Let's think it through together. He demonstrates love for his children in that he regularly interceded for them before God. Knowing that, in the exuberance of youth, they may have cursed God he rose early in the morning to offer sacrifices to God on their behalf. Joy may be a little harder to detect in Job, but if you realize that hope is an integral part of joy you'll find it in his confident expectation that his Redeemer lives and that one day he would meet Him. Job also experienced peace in the midst of his suffering. Though he expresses frustration that he cannot find God, Job acknowledges that God knows the way that he takes and that one day he will come out as gold, Job 23:10. A quick look at the comments made by his friends convinces the reader of Job's patience. It's not that Job was sinless. Only that he was not guilty of the accusations made against him by his friends. One can object to a particular accusation without claiming to be perfect. Job had a reputation for being "blameless and upright." That covers every dimension of the fruit of the Spirit, but particularly goodness and kindness. When his wife urged him to curse God and die we see Job's faithfulness both to her and to God. Again, while he disagreed with this friends and rebuffed their accusations, he never threatens them, revealing his gentleness and self-control.
Job shows that even in the midst of overwhelming isolation, loss and distress it is possible to maintain a godly disposition. He also shows that a godly disposition does not exclude speaking quite frankly to God about our sufferings. Job recognizes that the ultimate cause of his distress is God, so he appeals to Him for redress. This is important to ponder for there are some who deny that God ever causes suffering. But if He isn't in control of all the elements that bring about our ills, it would be futile to pray to him for relief. You can't have it both ways.
Yes, it ended well
Finally God himself speaks. "Who is this that darkens counsel by words without knowledge?
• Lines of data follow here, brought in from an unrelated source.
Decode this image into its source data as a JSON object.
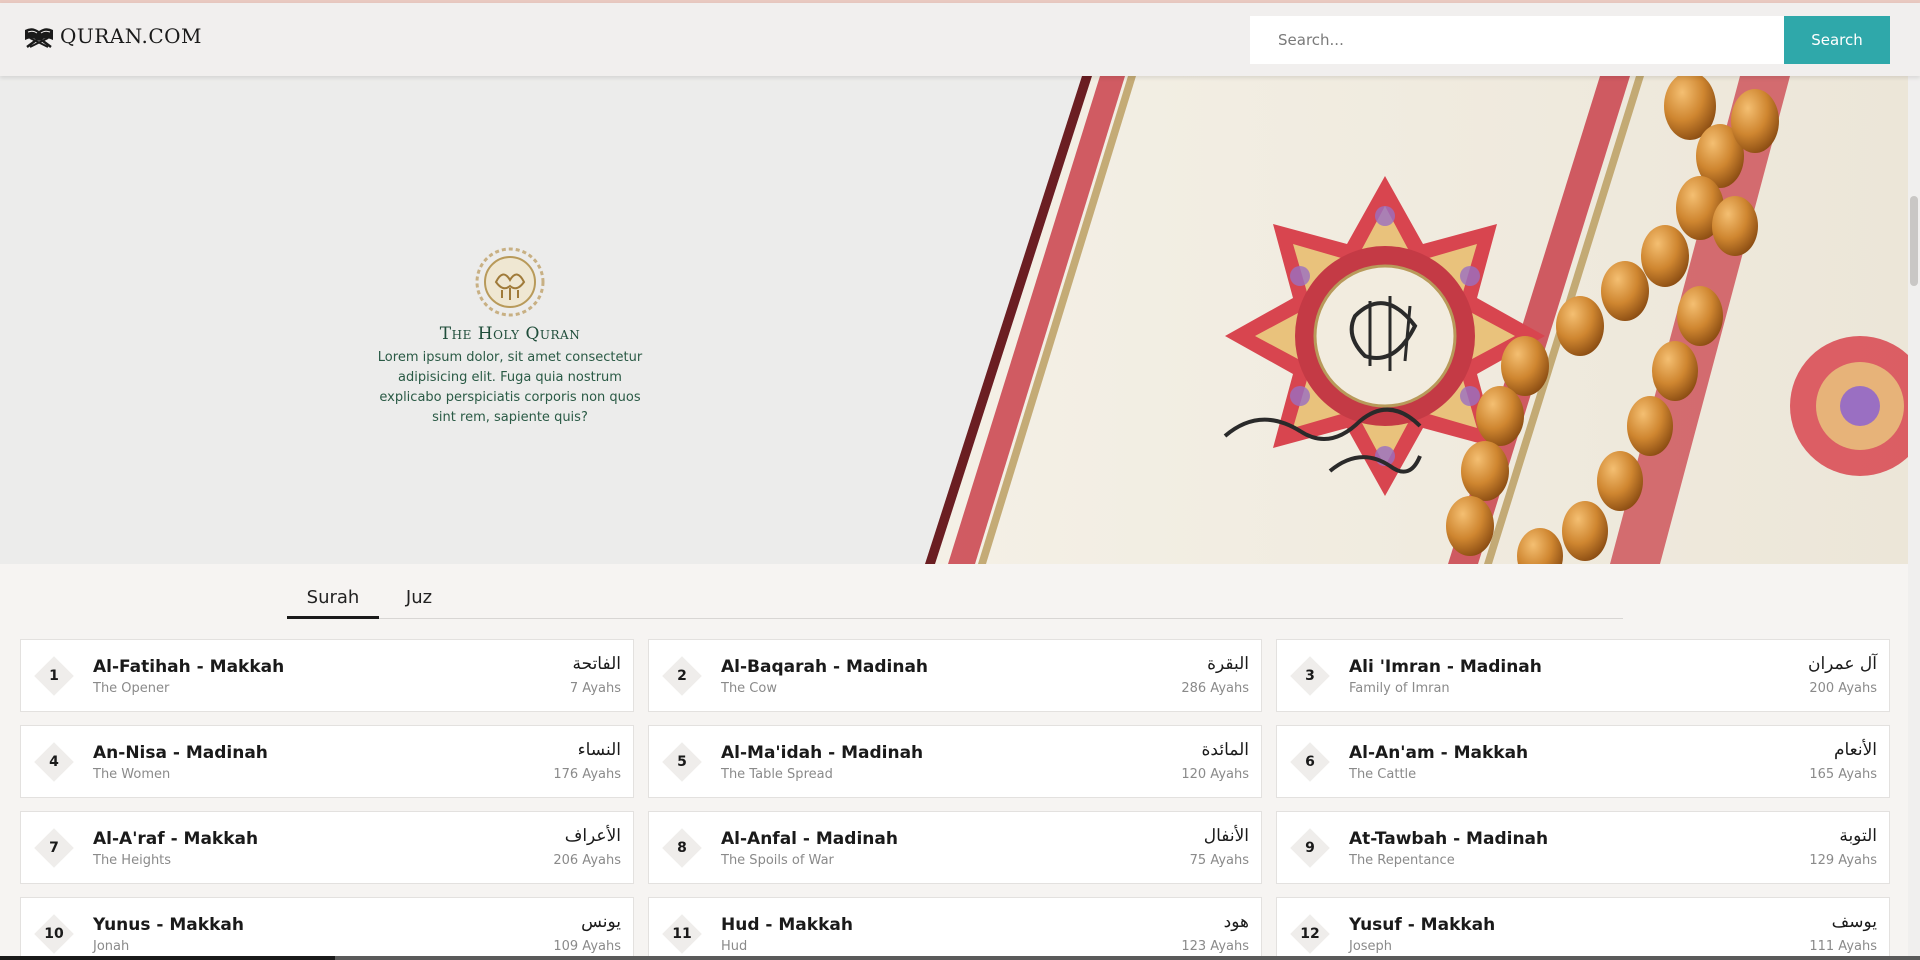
{
  "header": {
    "logo_text": "QURAN.COM",
    "logo_icon": "book-stand-icon",
    "search_placeholder": "Search...",
    "search_button": "Search"
  },
  "hero": {
    "title": "The Holy Quran",
    "description": "Lorem ipsum dolor, sit amet consectetur adipisicing elit. Fuga quia nostrum explicabo perspiciatis corporis non quos sint rem, sapiente quis?"
  },
  "tabs": [
    {
      "label": "Surah",
      "active": true
    },
    {
      "label": "Juz",
      "active": false
    }
  ],
  "surahs": [
    {
      "number": "1",
      "name": "Al-Fatihah - Makkah",
      "meaning": "The Opener",
      "arabic": "الفاتحة",
      "ayahs": "7 Ayahs"
    },
    {
      "number": "2",
      "name": "Al-Baqarah - Madinah",
      "meaning": "The Cow",
      "arabic": "البقرة",
      "ayahs": "286 Ayahs"
    },
    {
      "number": "3",
      "name": "Ali 'Imran - Madinah",
      "meaning": "Family of Imran",
      "arabic": "آل عمران",
      "ayahs": "200 Ayahs"
    },
    {
      "number": "4",
      "name": "An-Nisa - Madinah",
      "meaning": "The Women",
      "arabic": "النساء",
      "ayahs": "176 Ayahs"
    },
    {
      "number": "5",
      "name": "Al-Ma'idah - Madinah",
      "meaning": "The Table Spread",
      "arabic": "المائدة",
      "ayahs": "120 Ayahs"
    },
    {
      "number": "6",
      "name": "Al-An'am - Makkah",
      "meaning": "The Cattle",
      "arabic": "الأنعام",
      "ayahs": "165 Ayahs"
    },
    {
      "number": "7",
      "name": "Al-A'raf - Makkah",
      "meaning": "The Heights",
      "arabic": "الأعراف",
      "ayahs": "206 Ayahs"
    },
    {
      "number": "8",
      "name": "Al-Anfal - Madinah",
      "meaning": "The Spoils of War",
      "arabic": "الأنفال",
      "ayahs": "75 Ayahs"
    },
    {
      "number": "9",
      "name": "At-Tawbah - Madinah",
      "meaning": "The Repentance",
      "arabic": "التوبة",
      "ayahs": "129 Ayahs"
    },
    {
      "number": "10",
      "name": "Yunus - Makkah",
      "meaning": "Jonah",
      "arabic": "يونس",
      "ayahs": "109 Ayahs"
    },
    {
      "number": "11",
      "name": "Hud - Makkah",
      "meaning": "Hud",
      "arabic": "هود",
      "ayahs": "123 Ayahs"
    },
    {
      "number": "12",
      "name": "Yusuf - Makkah",
      "meaning": "Joseph",
      "arabic": "يوسف",
      "ayahs": "111 Ayahs"
    }
  ],
  "colors": {
    "accent": "#2fa8aa",
    "hero_title": "#1f4d3a",
    "muted_text": "#8a8a8a"
  }
}
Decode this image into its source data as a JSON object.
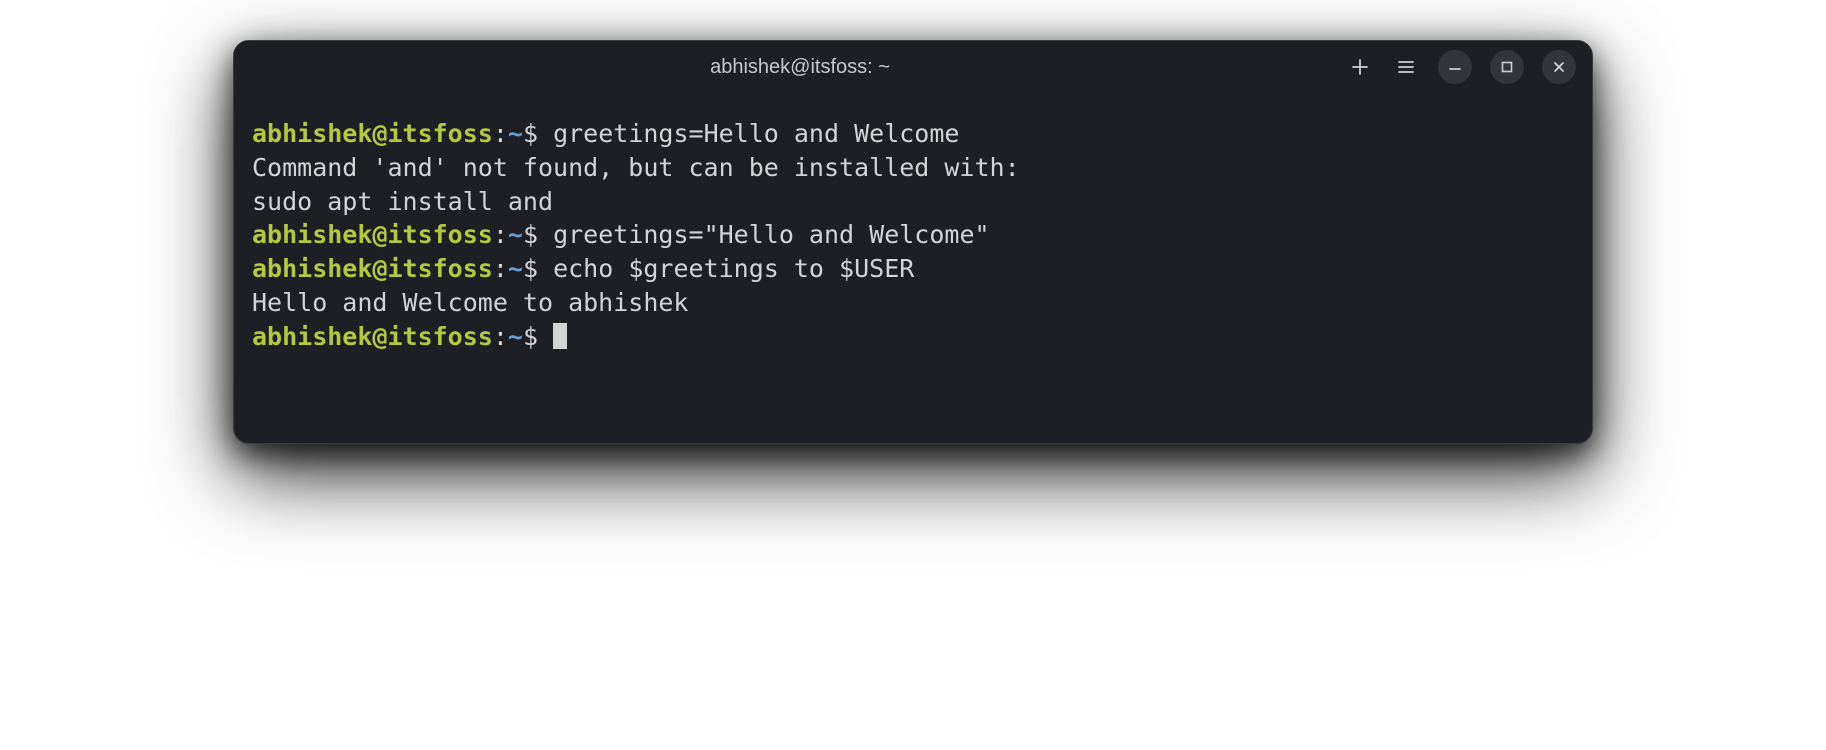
{
  "window": {
    "title": "abhishek@itsfoss: ~"
  },
  "prompt": {
    "user_host": "abhishek@itsfoss",
    "colon": ":",
    "path": "~",
    "symbol": "$ "
  },
  "lines": [
    {
      "type": "cmd",
      "text": "greetings=Hello and Welcome"
    },
    {
      "type": "out",
      "text": "Command 'and' not found, but can be installed with:"
    },
    {
      "type": "out",
      "text": "sudo apt install and"
    },
    {
      "type": "cmd",
      "text": "greetings=\"Hello and Welcome\""
    },
    {
      "type": "cmd",
      "text": "echo $greetings to $USER"
    },
    {
      "type": "out",
      "text": "Hello and Welcome to abhishek"
    },
    {
      "type": "prompt_cursor"
    }
  ]
}
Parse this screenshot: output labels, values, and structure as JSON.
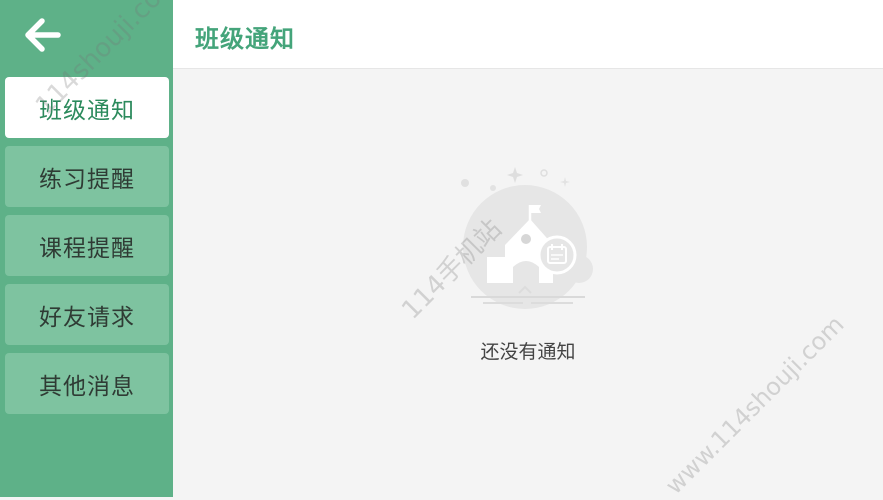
{
  "sidebar": {
    "back_icon": "arrow-left-icon",
    "items": [
      {
        "label": "班级通知",
        "active": true
      },
      {
        "label": "练习提醒",
        "active": false
      },
      {
        "label": "课程提醒",
        "active": false
      },
      {
        "label": "好友请求",
        "active": false
      },
      {
        "label": "其他消息",
        "active": false
      }
    ]
  },
  "header": {
    "title": "班级通知"
  },
  "main": {
    "empty_icon": "school-notice-illustration",
    "empty_text": "还没有通知"
  },
  "watermarks": [
    "114shouji.com",
    "114手机站",
    "www.114shouji.com"
  ],
  "colors": {
    "sidebar": "#5eb188",
    "item": "#7ec3a0",
    "active_item": "#ffffff",
    "accent": "#44a47a",
    "background": "#f4f4f4"
  }
}
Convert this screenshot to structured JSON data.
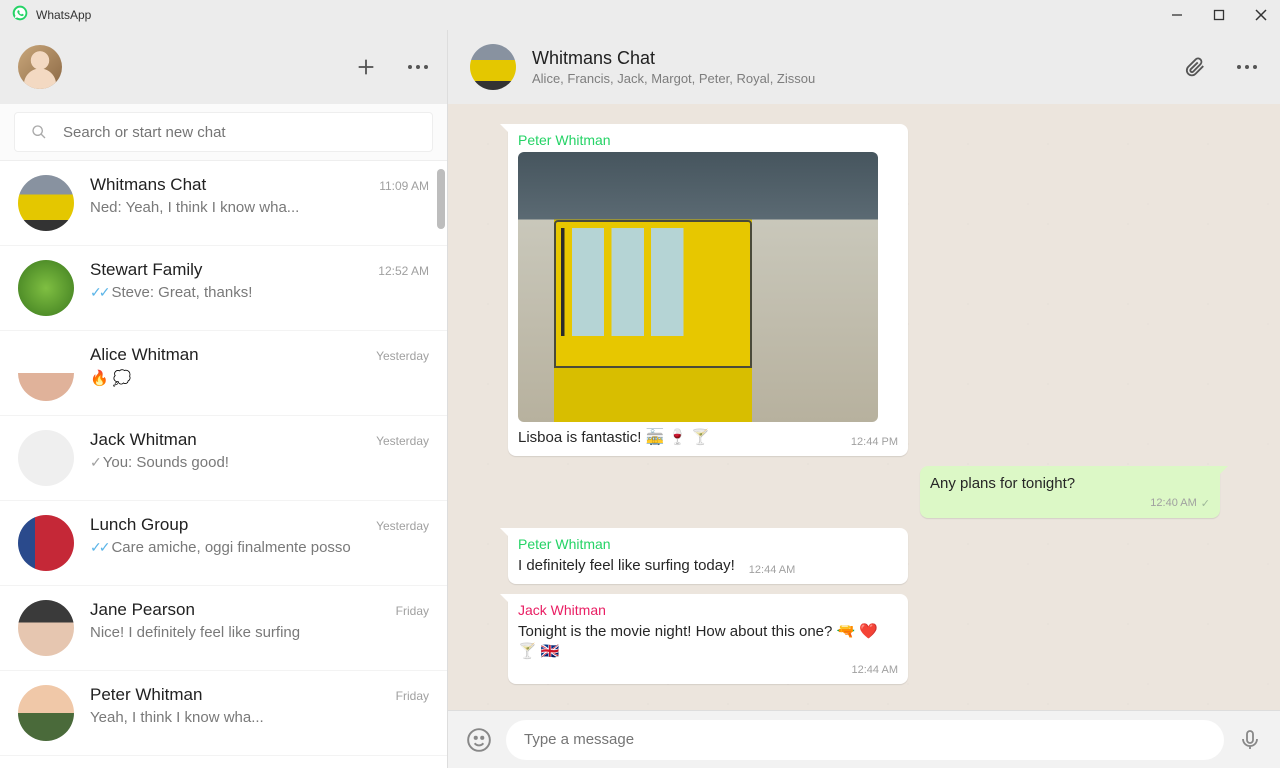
{
  "window": {
    "title": "WhatsApp"
  },
  "sidebar": {
    "search_placeholder": "Search or start new chat",
    "chats": [
      {
        "name": "Whitmans Chat",
        "time": "11:09 AM",
        "preview": "Ned: Yeah, I think I know wha...",
        "status": "none",
        "avatar": "av-tram"
      },
      {
        "name": "Stewart Family",
        "time": "12:52 AM",
        "preview": "Steve: Great, thanks!",
        "status": "read",
        "avatar": "av-green"
      },
      {
        "name": "Alice Whitman",
        "time": "Yesterday",
        "preview": "🔥 💭",
        "status": "none",
        "avatar": "av-alice"
      },
      {
        "name": "Jack Whitman",
        "time": "Yesterday",
        "preview": "You: Sounds good!",
        "status": "sent",
        "avatar": "av-jack"
      },
      {
        "name": "Lunch Group",
        "time": "Yesterday",
        "preview": "Care amiche, oggi finalmente posso",
        "status": "read",
        "avatar": "av-eat"
      },
      {
        "name": "Jane Pearson",
        "time": "Friday",
        "preview": "Nice! I definitely feel like surfing",
        "status": "none",
        "avatar": "av-jane"
      },
      {
        "name": "Peter Whitman",
        "time": "Friday",
        "preview": "Yeah, I think I know wha...",
        "status": "none",
        "avatar": "av-peter"
      }
    ]
  },
  "conversation": {
    "title": "Whitmans Chat",
    "members": "Alice, Francis, Jack, Margot, Peter, Royal, Zissou",
    "messages": [
      {
        "type": "media_in",
        "sender": "Peter Whitman",
        "sender_class": "peter",
        "text": "Lisboa is fantastic!  🚋 🍷 🍸",
        "time": "12:44 PM"
      },
      {
        "type": "out",
        "text": "Any plans for tonight?",
        "time": "12:40 AM",
        "status": "sent"
      },
      {
        "type": "in",
        "sender": "Peter Whitman",
        "sender_class": "peter",
        "text": "I definitely feel like surfing today!",
        "time": "12:44 AM"
      },
      {
        "type": "in",
        "sender": "Jack Whitman",
        "sender_class": "jack",
        "text": "Tonight is the movie night! How about this one?  🔫 ❤️ 🍸 🇬🇧",
        "time": "12:44 AM"
      }
    ],
    "composer_placeholder": "Type a message"
  }
}
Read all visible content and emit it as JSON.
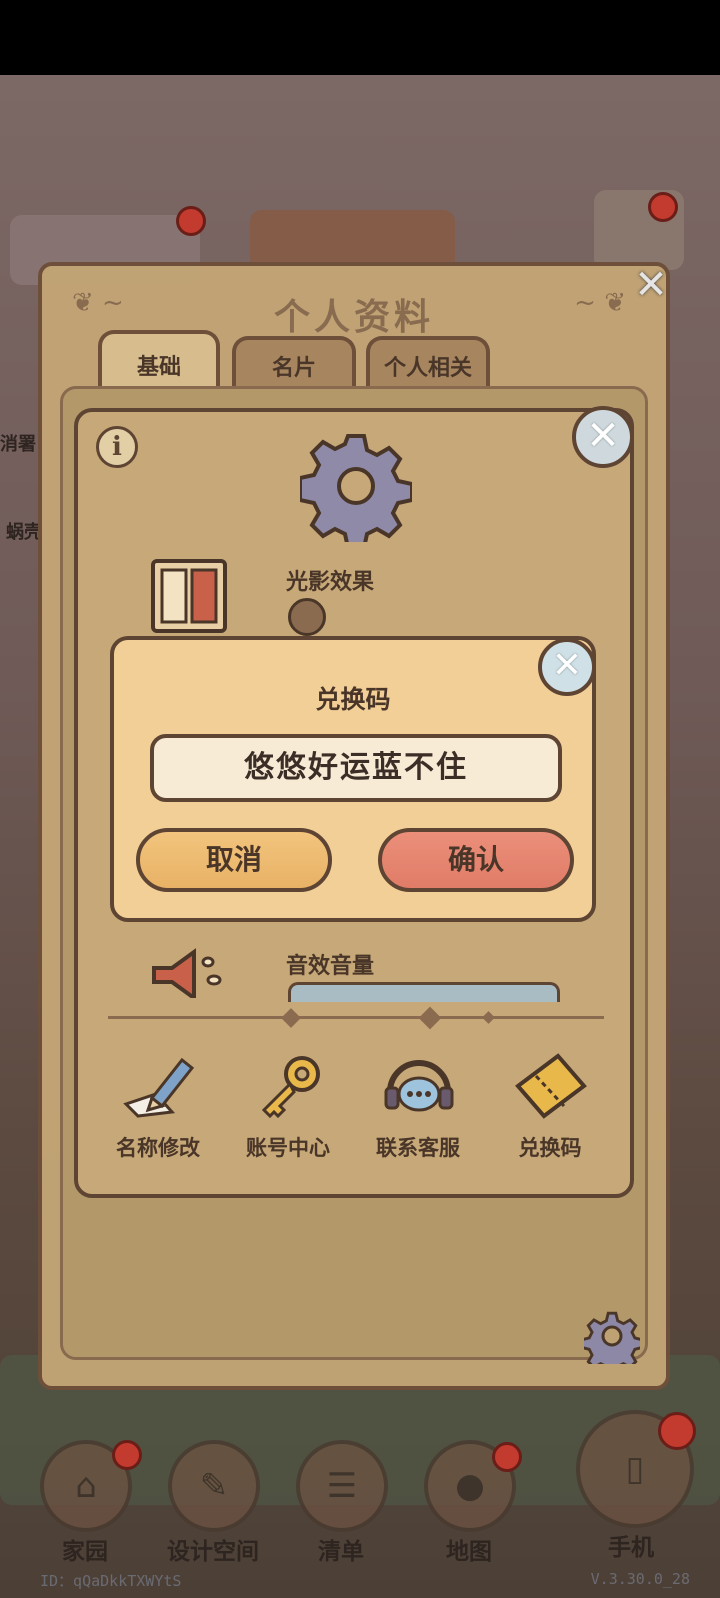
{
  "profile_panel": {
    "title": "个人资料",
    "tabs": [
      {
        "label": "基础"
      },
      {
        "label": "名片"
      },
      {
        "label": "个人相关"
      }
    ]
  },
  "settings": {
    "lighting_label": "光影效果",
    "sound_label": "音效音量",
    "actions": [
      {
        "label": "名称修改",
        "icon": "pencil-icon"
      },
      {
        "label": "账号中心",
        "icon": "key-icon"
      },
      {
        "label": "联系客服",
        "icon": "headset-icon"
      },
      {
        "label": "兑换码",
        "icon": "ticket-icon"
      }
    ]
  },
  "redeem": {
    "title": "兑换码",
    "input_value": "悠悠好运蓝不住",
    "cancel_label": "取消",
    "confirm_label": "确认"
  },
  "bottom_nav": [
    {
      "label": "家园"
    },
    {
      "label": "设计空间"
    },
    {
      "label": "清单"
    },
    {
      "label": "地图"
    },
    {
      "label": "手机"
    }
  ],
  "footer": {
    "id_text": "ID：qQaDkkTXWYtS",
    "version_text": "V.3.30.0_28"
  },
  "side_labels": {
    "left_1": "消署",
    "left_2": "蜗壳"
  },
  "colors": {
    "panel_bg": "#c2a475",
    "dialog_bg": "#f2cf97",
    "cancel_btn": "#e8b266",
    "confirm_btn": "#e07c68",
    "outline": "#5e4433"
  }
}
Dress for action like a man. I will question you, and you make it known to me." Job 38 Sixty-six question marks later, over the span of four chapters, God has hammered home the lesson, a lesson Moses learned in five words from the burning bush: "I Am Who I Am." Exodus 3:14
That it ended well doesn't take anything away from Job's virtue. After all, he didn't know at the time how it would end. God will always see to it that it ends well, we just don't know exactly how and when.
There is more!
There was another time when Satan challenged God to a duel. God forbade the enemy from taking Job's life. But this time God allowed Satan to attack his own Son, Matthew 4:1-11. Jesus resisted and as a perfect man, accepted the enemy's final blow, death. But it was only a "strike on the heel", Gen 3:15. By conquering the grave Jesus "crushed Satan's head." I Corinthians 15:54-56.
So Job points us to his and our Redeemer by his words and by his life. I'm looking forward to meeting this guy. I've already met his Lord.